**Work required:**
Every line below that has the string "JSON" needs to be copied.

**Records to use:**
○ ○ ○ ○ ○ ○ ○

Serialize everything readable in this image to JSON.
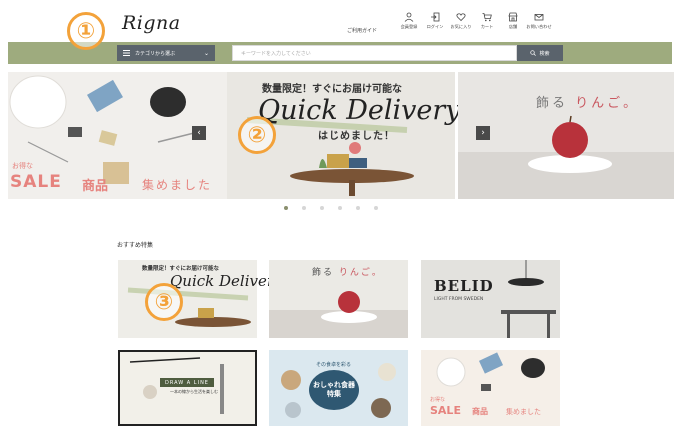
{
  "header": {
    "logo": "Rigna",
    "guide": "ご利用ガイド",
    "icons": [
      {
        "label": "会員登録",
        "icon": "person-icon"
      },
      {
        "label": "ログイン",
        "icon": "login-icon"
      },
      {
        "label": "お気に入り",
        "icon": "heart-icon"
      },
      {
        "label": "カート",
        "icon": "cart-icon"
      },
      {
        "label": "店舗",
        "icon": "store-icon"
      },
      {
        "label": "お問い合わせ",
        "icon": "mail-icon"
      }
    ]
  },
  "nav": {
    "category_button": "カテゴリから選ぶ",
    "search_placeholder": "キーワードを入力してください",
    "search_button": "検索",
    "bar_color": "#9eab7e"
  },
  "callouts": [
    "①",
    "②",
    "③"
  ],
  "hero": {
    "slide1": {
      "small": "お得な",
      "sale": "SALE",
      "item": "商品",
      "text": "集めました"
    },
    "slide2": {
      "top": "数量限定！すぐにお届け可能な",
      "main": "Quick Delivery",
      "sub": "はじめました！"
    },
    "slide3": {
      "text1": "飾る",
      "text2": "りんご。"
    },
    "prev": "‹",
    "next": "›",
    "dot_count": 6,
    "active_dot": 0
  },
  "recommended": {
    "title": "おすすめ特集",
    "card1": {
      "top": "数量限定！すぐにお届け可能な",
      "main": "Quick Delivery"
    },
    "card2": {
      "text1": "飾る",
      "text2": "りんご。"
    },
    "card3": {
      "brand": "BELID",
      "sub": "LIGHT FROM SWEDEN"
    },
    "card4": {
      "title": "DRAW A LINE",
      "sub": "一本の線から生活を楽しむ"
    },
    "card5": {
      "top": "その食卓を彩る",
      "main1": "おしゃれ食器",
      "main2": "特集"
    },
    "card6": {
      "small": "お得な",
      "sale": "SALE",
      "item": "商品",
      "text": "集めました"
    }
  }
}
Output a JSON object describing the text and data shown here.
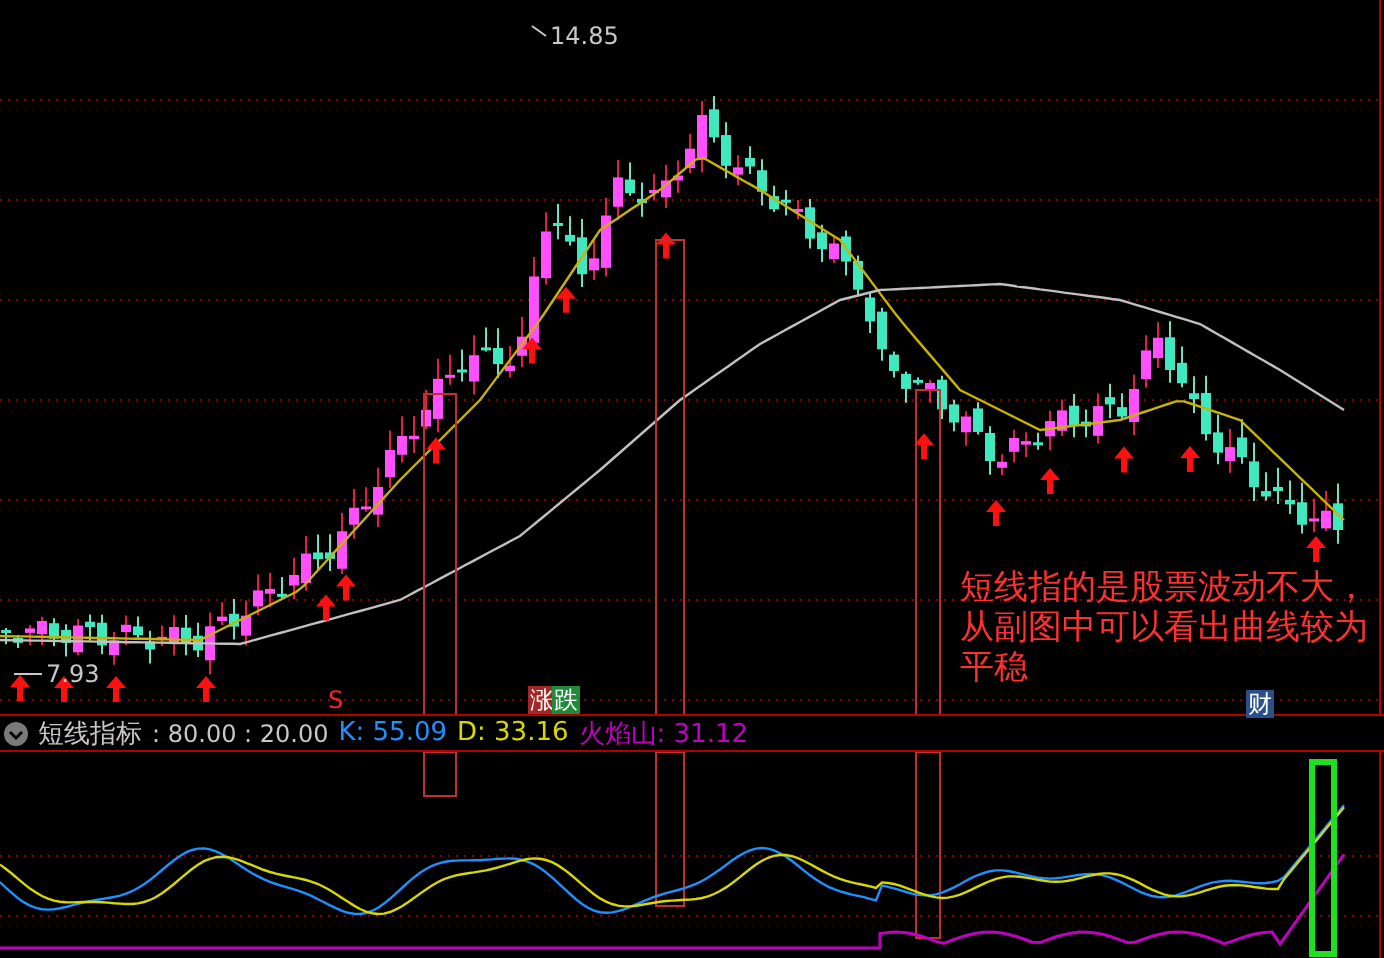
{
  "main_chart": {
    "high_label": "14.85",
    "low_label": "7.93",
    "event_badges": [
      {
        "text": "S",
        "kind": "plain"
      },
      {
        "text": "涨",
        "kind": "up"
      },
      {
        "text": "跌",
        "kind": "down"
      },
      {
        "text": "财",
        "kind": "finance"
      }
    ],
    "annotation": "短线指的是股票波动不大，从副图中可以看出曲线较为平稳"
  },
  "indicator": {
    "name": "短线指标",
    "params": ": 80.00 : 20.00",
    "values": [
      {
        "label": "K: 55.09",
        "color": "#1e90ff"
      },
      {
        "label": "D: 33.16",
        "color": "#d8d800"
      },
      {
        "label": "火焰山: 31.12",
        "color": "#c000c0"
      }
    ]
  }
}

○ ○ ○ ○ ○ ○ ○

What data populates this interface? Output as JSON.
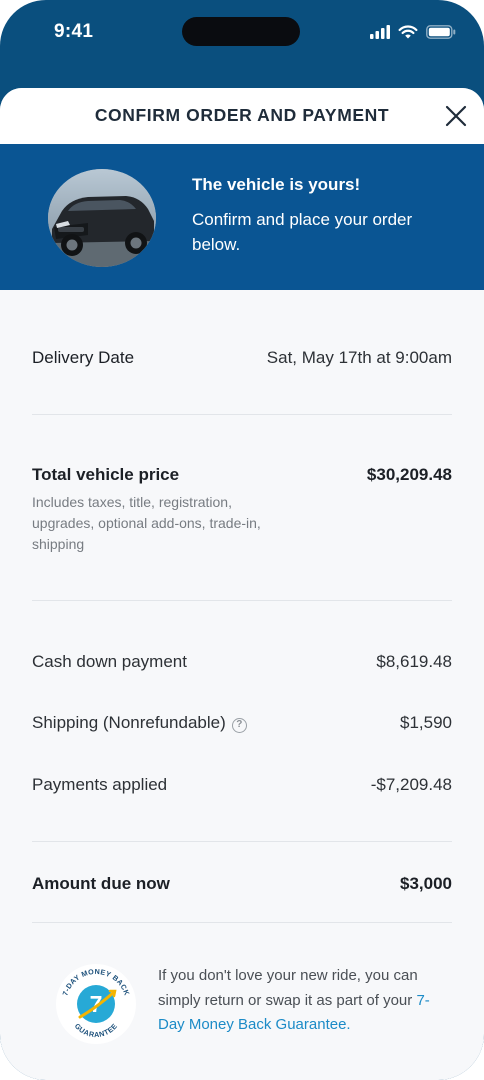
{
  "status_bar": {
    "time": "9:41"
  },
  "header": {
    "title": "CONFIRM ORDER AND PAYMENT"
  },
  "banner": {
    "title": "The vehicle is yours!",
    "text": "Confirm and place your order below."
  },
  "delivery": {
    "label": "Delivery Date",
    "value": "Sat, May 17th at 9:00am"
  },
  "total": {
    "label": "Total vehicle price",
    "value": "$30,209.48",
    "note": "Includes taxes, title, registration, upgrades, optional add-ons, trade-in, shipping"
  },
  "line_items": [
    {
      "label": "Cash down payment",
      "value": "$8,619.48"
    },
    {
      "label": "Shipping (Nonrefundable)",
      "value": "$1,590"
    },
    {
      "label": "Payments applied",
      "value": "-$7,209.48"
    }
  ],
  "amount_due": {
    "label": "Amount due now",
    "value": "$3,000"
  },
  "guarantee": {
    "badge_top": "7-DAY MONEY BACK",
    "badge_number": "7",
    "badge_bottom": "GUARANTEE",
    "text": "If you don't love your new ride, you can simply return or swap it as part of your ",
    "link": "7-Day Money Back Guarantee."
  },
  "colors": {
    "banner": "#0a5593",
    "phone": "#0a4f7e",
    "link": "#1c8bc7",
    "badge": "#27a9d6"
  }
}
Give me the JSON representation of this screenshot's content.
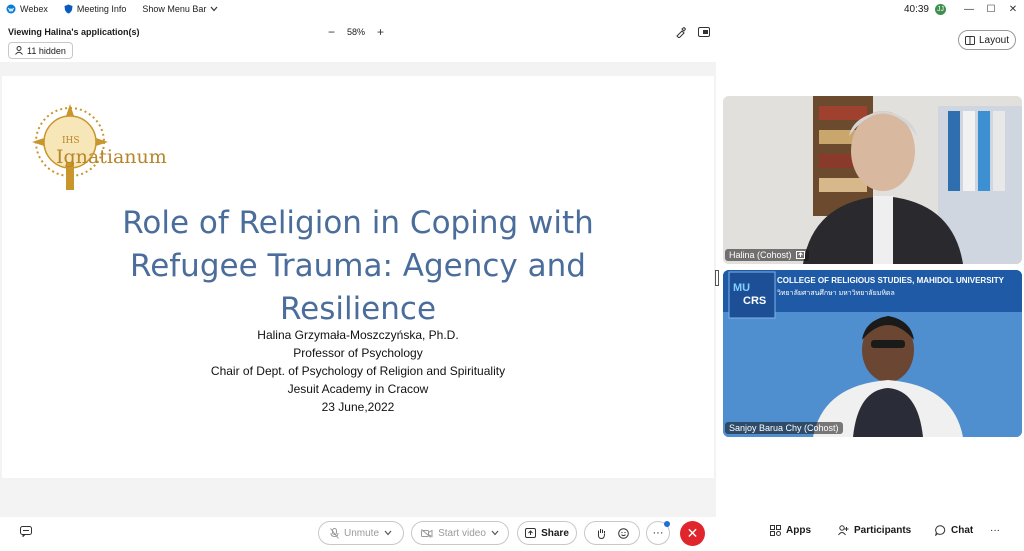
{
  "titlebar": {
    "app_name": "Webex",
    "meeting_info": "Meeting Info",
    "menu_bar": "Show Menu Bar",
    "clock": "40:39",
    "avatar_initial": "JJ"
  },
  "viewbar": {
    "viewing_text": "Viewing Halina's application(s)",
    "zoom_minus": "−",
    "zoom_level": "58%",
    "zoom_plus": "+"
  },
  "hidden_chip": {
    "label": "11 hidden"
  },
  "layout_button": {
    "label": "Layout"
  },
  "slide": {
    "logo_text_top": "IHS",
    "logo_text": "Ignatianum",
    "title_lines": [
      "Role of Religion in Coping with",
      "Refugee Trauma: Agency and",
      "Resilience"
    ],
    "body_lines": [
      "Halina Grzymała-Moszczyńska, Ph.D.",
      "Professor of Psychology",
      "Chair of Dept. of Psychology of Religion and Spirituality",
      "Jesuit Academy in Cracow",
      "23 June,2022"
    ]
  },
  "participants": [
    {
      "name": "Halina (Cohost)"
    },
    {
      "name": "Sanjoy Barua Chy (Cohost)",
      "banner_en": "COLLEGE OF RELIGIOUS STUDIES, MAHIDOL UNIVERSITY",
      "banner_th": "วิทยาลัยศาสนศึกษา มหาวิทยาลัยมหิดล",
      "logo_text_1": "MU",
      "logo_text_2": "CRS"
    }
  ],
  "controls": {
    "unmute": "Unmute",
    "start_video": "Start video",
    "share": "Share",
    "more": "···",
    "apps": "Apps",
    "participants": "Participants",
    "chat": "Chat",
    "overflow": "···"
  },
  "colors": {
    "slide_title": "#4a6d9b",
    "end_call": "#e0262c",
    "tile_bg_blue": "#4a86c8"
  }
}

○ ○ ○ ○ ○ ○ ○

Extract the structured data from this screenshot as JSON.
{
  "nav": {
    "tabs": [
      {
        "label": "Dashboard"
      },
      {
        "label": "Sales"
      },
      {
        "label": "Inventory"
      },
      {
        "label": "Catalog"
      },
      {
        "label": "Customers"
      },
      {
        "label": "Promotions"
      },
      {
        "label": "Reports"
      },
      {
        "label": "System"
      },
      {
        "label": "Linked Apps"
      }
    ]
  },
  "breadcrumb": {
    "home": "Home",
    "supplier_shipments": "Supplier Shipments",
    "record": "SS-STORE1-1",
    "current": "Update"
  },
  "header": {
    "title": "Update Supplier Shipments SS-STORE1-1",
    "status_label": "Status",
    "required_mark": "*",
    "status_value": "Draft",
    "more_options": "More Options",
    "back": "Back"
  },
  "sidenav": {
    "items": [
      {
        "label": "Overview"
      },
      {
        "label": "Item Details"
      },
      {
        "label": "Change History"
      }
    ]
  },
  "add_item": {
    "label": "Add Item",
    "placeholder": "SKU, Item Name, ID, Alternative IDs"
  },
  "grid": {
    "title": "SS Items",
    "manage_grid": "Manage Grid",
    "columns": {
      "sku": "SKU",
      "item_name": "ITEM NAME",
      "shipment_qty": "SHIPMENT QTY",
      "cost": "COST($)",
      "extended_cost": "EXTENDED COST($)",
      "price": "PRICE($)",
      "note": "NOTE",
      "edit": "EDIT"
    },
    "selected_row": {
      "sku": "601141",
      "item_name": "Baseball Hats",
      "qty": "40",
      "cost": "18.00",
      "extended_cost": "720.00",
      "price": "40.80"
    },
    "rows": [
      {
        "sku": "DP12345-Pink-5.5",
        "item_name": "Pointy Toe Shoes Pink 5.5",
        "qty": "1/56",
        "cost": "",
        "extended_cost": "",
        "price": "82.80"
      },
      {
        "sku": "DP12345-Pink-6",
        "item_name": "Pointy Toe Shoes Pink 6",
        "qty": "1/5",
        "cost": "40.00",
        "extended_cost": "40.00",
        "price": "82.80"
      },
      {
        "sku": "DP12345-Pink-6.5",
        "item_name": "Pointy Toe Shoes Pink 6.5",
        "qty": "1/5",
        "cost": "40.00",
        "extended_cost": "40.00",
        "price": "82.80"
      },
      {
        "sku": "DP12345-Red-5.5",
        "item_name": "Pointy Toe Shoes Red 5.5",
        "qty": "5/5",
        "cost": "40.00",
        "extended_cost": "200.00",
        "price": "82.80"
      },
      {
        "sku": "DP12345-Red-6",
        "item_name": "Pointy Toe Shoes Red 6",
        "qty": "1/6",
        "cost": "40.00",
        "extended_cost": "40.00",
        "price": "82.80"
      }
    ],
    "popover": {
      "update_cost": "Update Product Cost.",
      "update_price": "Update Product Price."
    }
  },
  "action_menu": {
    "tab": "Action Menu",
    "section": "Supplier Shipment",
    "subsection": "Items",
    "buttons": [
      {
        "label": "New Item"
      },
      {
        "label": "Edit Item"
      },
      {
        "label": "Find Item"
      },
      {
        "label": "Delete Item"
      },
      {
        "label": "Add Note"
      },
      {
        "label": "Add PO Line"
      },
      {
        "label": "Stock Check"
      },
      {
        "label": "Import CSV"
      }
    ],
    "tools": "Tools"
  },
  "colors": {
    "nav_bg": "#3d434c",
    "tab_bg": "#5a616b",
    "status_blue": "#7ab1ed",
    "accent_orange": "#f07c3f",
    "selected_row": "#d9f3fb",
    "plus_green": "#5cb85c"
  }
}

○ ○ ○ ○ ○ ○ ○

**Solution:**
Serialize everything readable in this image to JSON.
Output a JSON object describing the text and data shown here.
What data populates this interface? Output as JSON.
Give me the JSON representation of this screenshot's content.
Extract the structured data from this screenshot as JSON.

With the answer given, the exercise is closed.